### [TASK DETAILS]
Character for character, give back every line below.

### [GIVEN RECORDS]
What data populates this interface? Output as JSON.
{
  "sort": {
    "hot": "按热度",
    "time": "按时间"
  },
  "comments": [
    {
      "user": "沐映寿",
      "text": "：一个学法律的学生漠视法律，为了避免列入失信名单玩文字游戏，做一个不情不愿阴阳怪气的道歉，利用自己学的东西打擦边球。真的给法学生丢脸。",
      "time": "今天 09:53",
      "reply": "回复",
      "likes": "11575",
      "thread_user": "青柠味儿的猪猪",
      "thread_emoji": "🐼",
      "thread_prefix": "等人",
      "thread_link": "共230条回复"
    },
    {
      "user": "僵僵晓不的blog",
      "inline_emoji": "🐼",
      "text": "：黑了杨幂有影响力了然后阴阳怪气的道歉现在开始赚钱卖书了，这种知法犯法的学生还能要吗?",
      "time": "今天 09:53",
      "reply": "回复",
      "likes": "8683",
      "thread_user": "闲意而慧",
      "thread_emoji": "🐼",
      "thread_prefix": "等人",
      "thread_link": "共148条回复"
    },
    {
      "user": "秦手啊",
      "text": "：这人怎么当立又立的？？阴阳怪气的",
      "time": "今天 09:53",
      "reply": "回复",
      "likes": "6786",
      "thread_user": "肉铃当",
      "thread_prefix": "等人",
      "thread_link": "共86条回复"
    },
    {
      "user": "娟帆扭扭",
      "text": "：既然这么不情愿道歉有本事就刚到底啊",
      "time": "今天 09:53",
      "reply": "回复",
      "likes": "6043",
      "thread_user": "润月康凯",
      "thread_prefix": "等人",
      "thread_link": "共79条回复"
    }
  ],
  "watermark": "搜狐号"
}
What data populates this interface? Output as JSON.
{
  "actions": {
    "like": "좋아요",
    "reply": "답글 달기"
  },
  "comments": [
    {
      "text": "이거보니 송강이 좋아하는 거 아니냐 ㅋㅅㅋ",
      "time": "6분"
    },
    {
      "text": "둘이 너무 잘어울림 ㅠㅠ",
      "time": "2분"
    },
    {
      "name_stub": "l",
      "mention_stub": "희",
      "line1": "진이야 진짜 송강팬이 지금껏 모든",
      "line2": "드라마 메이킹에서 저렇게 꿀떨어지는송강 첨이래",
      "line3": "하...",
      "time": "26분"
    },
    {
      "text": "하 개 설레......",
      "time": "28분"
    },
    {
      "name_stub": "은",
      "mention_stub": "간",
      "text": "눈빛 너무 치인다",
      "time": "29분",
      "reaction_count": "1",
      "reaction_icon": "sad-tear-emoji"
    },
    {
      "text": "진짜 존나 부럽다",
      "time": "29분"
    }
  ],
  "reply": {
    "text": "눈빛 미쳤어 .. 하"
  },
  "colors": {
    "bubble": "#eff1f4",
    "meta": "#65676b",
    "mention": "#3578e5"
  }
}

### [ANSWER BOX]
What data populates this interface? Output as JSON.
{
  "sort": {
    "hot": "按热度",
    "time": "按时间"
  },
  "comments": [
    {
      "user": "沐映寿",
      "text": "：一个学法律的学生漠视法律，为了避免列入失信名单玩文字游戏，做一个不情不愿阴阳怪气的道歉，利用自己学的东西打擦边球。真的给法学生丢脸。",
      "time": "今天 09:53",
      "reply": "回复",
      "likes": "11575",
      "thread_user": "青柠味儿的猪猪",
      "thread_emoji": "🐼",
      "thread_prefix": "等人",
      "thread_link": "共230条回复"
    },
    {
      "user": "僵僵晓不的blog",
      "inline_emoji": "🐼",
      "text": "：黑了杨幂有影响力了然后阴阳怪气的道歉现在开始赚钱卖书了，这种知法犯法的学生还能要吗?",
      "time": "今天 09:53",
      "reply": "回复",
      "likes": "8683",
      "thread_user": "闲意而慧",
      "thread_emoji": "🐼",
      "thread_prefix": "等人",
      "thread_link": "共148条回复"
    },
    {
      "user": "秦手啊",
      "text": "：这人怎么当立又立的？？阴阳怪气的",
      "time": "今天 09:53",
      "reply": "回复",
      "likes": "6786",
      "thread_user": "肉铃当",
      "thread_prefix": "等人",
      "thread_link": "共86条回复"
    },
    {
      "user": "娟帆扭扭",
      "text": "：既然这么不情愿道歉有本事就刚到底啊",
      "time": "今天 09:53",
      "reply": "回复",
      "likes": "6043",
      "thread_user": "润月康凯",
      "thread_prefix": "等人",
      "thread_link": "共79条回复"
    }
  ],
  "watermark": "搜狐号"
}
What data populates this interface? Output as JSON.
{
  "actions": {
    "like": "좋아요",
    "reply": "답글 달기"
  },
  "comments": [
    {
      "text": "이거보니 송강이 좋아하는 거 아니냐 ㅋㅅㅋ",
      "time": "6분"
    },
    {
      "text": "둘이 너무 잘어울림 ㅠㅠ",
      "time": "2분"
    },
    {
      "name_stub": "l",
      "mention_stub": "희",
      "line1": "진이야 진짜 송강팬이 지금껏 모든",
      "line2": "드라마 메이킹에서 저렇게 꿀떨어지는송강 첨이래",
      "line3": "하...",
      "time": "26분"
    },
    {
      "text": "하 개 설레......",
      "time": "28분"
    },
    {
      "name_stub": "은",
      "mention_stub": "간",
      "text": "눈빛 너무 치인다",
      "time": "29분",
      "reaction_count": "1",
      "reaction_icon": "sad-tear-emoji"
    },
    {
      "text": "진짜 존나 부럽다",
      "time": "29분"
    }
  ],
  "reply": {
    "text": "눈빛 미쳤어 .. 하"
  },
  "colors": {
    "bubble": "#eff1f4",
    "meta": "#65676b",
    "mention": "#3578e5"
  }
}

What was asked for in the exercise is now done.